|International Classification||G06G7/48, G06F17/00, G06F19/00, B64C13/04, G09G5/00, H04N7/025, G09B9/08, G09B9/00|
|Cooperative Classification||G09B9/08, A63F2300/8017, A63F2300/1025, G09B9/00|
|European Classification||G09B9/08, G09B9/00|
|Mar 21, 2002||AS||Assignment|
Owner name: INTERNATIONAL BUSINESS MACHINES CORPORATION, NEW Y
Free format text: ASSIGNMENT OF ASSIGNORS INTEREST;ASSIGNOR:WATERSTON, KENNETH WAYNE;REEL/FRAME:012739/0514
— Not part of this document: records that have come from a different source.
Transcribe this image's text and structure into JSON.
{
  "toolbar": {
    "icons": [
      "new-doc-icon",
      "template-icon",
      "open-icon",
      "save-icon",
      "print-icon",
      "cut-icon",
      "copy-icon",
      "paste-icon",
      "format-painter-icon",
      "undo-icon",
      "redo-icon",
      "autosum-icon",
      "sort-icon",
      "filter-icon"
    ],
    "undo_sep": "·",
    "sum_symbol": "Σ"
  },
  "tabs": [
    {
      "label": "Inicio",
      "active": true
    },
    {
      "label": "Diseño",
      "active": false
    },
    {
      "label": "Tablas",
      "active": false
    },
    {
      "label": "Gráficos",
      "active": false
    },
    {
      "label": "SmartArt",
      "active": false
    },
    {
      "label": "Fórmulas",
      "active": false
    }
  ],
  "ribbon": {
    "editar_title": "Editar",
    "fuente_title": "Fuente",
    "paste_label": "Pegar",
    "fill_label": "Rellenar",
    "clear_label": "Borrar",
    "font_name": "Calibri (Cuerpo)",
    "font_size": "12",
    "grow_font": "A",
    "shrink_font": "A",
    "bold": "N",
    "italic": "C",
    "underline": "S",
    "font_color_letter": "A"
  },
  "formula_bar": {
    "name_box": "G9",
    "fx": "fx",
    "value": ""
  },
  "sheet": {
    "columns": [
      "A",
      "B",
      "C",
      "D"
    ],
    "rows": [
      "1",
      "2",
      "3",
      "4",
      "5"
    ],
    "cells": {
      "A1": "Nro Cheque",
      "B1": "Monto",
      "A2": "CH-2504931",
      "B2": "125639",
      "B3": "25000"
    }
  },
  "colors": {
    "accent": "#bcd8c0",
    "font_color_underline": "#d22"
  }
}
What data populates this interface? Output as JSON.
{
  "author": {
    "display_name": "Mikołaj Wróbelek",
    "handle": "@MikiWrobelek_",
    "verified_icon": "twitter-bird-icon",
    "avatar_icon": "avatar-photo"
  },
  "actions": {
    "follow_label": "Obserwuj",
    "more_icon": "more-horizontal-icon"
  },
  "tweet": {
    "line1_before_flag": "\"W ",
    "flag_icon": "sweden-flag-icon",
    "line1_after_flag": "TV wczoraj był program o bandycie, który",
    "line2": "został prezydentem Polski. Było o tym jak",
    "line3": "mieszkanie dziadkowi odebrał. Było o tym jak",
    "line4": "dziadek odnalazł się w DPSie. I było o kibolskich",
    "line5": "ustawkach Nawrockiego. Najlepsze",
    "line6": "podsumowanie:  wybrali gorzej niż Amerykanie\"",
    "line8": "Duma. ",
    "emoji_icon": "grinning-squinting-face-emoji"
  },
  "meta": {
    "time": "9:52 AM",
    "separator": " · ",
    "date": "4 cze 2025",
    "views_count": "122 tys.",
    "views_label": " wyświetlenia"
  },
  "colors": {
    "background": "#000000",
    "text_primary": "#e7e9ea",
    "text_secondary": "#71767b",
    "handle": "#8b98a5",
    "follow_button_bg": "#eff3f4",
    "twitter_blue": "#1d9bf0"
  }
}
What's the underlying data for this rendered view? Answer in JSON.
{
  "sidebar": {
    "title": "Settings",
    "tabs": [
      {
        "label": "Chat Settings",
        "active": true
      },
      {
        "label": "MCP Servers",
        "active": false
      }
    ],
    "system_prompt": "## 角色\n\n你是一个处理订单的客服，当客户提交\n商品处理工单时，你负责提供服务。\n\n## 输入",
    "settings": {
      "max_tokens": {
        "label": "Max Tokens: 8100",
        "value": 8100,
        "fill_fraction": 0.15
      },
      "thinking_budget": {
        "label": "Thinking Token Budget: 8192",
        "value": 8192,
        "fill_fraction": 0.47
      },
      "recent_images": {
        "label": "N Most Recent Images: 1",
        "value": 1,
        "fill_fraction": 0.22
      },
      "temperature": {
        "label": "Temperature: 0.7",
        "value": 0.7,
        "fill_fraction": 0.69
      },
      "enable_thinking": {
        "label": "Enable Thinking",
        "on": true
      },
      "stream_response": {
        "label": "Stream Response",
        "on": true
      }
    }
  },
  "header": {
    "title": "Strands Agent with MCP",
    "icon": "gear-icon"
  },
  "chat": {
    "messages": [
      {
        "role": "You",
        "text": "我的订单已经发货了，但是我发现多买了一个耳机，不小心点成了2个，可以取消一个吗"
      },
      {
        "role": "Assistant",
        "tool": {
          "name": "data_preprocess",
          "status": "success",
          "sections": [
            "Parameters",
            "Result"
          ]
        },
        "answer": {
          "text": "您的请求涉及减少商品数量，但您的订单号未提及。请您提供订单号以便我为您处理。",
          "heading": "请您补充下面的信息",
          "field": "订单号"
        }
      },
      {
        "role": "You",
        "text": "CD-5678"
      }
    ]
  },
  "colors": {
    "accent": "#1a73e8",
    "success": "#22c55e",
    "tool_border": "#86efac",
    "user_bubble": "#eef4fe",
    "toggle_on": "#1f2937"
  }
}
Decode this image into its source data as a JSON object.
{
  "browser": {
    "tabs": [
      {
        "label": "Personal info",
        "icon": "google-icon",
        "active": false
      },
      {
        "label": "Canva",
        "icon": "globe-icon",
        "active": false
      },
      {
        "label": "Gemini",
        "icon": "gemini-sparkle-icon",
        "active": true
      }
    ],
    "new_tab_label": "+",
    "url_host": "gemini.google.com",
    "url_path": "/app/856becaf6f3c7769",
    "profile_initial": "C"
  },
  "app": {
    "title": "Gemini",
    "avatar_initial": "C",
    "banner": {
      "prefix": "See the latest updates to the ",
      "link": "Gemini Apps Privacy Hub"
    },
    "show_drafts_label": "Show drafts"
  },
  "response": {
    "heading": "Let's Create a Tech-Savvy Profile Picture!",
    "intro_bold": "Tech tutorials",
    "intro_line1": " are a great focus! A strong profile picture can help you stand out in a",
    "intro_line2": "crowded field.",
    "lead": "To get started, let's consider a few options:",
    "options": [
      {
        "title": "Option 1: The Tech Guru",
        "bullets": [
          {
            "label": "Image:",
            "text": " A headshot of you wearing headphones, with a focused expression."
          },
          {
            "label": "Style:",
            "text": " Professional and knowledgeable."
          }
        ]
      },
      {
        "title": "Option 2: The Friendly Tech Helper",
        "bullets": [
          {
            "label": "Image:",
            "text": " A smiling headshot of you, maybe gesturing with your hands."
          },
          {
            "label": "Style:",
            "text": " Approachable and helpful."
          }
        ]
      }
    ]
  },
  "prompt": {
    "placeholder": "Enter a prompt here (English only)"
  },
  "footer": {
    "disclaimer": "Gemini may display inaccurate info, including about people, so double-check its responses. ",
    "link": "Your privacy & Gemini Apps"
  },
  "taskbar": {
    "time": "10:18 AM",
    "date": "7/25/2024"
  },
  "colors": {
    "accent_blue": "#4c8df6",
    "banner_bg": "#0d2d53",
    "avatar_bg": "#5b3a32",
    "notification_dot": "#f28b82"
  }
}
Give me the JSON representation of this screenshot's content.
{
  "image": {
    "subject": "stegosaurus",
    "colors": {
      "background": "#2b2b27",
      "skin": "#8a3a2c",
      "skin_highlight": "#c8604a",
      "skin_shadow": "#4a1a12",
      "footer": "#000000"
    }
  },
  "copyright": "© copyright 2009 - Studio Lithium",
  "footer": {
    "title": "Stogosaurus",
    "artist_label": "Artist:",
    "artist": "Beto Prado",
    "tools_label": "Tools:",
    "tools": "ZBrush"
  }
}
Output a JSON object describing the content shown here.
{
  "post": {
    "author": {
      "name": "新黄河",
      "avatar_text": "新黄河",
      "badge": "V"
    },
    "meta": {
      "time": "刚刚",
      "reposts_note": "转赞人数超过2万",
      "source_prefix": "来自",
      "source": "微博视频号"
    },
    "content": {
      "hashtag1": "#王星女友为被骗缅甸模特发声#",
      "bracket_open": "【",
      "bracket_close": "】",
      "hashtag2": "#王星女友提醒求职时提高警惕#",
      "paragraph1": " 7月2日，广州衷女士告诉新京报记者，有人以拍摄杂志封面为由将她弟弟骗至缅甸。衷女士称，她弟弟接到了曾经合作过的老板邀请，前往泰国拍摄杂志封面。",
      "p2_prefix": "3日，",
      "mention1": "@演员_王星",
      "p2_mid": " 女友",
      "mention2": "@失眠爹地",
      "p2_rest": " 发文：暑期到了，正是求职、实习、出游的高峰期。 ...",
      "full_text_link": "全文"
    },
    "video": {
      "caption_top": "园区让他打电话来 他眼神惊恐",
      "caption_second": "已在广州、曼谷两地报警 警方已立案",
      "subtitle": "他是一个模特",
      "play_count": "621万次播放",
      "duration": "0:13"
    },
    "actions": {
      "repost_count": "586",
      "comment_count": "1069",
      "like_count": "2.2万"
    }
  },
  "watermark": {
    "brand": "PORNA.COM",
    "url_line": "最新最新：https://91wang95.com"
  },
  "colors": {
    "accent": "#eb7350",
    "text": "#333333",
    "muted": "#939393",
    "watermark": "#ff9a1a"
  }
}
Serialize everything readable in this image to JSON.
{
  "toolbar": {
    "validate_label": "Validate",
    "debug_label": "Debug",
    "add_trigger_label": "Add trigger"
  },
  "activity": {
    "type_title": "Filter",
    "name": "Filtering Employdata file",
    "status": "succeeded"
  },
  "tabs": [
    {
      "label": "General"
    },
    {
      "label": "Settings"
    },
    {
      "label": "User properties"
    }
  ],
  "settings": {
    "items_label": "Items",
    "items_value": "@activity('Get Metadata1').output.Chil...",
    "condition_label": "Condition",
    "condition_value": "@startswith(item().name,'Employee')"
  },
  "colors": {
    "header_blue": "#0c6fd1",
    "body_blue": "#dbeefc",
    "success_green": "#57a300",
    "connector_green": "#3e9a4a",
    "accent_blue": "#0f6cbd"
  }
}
Effective date: 20020315
|Apr 19, 2010||REMI||Maintenance fee reminder mailed|
|Sep 12, 2010||LAPS||Lapse for failure to pay maintenance fees|
|Nov 2, 2010||FP||Expired due to failure to pay maintenance fee|
Effective date: 20100912